▶ _EXERCISE AIM_:
The answer must be one number: how many lines below contain the word "JSON".

# # # # #

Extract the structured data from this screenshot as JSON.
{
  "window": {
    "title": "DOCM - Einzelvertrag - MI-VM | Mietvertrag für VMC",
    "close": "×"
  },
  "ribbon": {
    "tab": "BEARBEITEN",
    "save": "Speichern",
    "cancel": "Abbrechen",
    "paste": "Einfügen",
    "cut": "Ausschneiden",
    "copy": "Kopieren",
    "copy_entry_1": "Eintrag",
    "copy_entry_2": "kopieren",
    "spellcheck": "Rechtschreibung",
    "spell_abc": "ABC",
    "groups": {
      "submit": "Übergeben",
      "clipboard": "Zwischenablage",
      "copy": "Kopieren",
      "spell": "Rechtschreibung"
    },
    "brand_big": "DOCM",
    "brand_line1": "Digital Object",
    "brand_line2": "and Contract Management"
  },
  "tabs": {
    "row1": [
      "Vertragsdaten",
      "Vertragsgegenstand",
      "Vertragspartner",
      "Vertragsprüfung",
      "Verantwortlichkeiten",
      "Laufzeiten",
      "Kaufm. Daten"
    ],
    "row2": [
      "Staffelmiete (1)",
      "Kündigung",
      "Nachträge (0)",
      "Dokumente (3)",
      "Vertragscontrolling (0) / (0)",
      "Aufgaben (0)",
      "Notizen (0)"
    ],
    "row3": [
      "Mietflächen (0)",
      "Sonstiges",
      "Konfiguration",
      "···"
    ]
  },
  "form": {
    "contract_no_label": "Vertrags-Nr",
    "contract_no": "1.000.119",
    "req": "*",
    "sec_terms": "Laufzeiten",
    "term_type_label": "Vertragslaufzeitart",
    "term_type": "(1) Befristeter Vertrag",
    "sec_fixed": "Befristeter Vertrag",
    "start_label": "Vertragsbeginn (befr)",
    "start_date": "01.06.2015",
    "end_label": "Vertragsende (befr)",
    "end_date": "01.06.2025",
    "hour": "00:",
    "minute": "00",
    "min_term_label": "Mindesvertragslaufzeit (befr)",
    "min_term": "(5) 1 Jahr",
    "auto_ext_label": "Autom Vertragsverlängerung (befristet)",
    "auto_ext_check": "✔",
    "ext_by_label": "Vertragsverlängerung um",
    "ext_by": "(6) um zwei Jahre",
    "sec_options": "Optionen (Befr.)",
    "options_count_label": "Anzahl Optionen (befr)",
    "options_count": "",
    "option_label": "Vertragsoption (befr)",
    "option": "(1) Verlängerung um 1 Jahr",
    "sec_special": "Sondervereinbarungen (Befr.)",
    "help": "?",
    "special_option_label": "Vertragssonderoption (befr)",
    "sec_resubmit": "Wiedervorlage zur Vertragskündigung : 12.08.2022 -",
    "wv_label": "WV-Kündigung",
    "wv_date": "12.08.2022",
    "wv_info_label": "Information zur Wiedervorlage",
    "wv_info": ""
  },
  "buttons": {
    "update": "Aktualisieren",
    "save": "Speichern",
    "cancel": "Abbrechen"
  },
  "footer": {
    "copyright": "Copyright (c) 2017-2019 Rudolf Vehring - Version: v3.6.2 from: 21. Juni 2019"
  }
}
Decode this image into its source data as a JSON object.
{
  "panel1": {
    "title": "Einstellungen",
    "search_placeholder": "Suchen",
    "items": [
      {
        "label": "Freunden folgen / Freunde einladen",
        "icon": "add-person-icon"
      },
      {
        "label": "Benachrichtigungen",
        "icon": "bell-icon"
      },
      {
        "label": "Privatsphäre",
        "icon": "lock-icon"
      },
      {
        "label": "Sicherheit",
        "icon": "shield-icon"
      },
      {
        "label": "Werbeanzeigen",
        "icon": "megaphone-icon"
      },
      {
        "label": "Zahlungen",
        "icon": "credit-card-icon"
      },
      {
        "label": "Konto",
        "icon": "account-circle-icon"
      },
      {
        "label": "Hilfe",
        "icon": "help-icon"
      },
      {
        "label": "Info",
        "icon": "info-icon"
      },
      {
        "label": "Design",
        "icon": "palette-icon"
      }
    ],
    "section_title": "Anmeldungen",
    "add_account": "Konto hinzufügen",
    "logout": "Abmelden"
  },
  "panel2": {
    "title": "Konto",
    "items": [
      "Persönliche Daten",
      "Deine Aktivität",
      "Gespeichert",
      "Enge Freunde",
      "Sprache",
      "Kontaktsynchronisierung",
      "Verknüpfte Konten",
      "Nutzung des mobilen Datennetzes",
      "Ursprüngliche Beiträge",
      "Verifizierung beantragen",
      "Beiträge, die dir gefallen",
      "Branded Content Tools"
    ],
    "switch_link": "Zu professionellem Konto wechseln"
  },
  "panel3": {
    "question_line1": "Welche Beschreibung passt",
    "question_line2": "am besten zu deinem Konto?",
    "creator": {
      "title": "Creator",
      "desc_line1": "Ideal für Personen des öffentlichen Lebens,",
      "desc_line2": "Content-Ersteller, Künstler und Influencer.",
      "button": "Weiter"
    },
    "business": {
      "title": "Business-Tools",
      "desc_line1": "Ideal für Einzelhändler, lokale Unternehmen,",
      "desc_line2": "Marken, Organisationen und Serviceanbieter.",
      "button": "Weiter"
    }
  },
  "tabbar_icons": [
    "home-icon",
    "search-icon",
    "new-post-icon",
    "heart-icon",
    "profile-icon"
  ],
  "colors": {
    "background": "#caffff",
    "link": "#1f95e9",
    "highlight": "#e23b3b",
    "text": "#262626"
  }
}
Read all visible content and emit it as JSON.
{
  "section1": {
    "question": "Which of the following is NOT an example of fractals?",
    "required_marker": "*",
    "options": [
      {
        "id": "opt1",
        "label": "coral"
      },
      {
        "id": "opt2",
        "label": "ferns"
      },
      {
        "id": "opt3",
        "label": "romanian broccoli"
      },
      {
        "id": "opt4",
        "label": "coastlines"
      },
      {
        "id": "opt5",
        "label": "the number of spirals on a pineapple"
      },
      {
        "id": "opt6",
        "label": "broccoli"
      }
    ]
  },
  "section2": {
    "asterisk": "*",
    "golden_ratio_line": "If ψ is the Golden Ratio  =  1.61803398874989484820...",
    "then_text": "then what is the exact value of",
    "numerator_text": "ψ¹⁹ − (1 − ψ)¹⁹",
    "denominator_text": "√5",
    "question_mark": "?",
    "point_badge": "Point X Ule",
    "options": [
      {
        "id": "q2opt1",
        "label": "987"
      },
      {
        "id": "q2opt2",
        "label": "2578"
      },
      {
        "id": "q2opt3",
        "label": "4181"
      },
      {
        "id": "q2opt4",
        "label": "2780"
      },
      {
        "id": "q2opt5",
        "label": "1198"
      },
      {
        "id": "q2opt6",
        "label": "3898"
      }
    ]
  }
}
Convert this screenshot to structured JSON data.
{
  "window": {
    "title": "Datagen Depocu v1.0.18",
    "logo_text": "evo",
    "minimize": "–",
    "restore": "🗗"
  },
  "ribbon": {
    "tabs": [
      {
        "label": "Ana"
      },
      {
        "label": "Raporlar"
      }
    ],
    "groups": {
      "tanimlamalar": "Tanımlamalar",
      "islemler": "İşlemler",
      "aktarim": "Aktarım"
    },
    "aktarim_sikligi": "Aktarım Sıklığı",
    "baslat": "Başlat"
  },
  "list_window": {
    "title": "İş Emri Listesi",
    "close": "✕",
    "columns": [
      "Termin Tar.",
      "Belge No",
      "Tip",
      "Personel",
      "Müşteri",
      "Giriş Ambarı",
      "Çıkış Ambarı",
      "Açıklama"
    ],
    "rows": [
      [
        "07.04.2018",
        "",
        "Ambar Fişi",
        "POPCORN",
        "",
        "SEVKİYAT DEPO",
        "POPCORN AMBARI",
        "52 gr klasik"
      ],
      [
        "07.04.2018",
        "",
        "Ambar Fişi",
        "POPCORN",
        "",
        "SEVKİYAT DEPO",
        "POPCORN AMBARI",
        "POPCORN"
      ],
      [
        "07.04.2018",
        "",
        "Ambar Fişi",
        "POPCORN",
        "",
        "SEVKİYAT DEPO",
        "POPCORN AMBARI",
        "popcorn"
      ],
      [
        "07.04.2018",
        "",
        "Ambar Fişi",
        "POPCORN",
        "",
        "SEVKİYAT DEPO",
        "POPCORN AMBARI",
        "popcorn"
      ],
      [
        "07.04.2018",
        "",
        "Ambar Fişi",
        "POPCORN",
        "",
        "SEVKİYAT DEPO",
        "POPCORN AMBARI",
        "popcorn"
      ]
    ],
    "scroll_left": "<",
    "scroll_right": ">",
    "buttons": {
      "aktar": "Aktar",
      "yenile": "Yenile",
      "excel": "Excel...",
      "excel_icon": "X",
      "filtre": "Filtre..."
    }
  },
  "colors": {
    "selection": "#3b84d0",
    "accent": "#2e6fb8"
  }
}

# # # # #

▶ _YOUR RESPONSE_:
4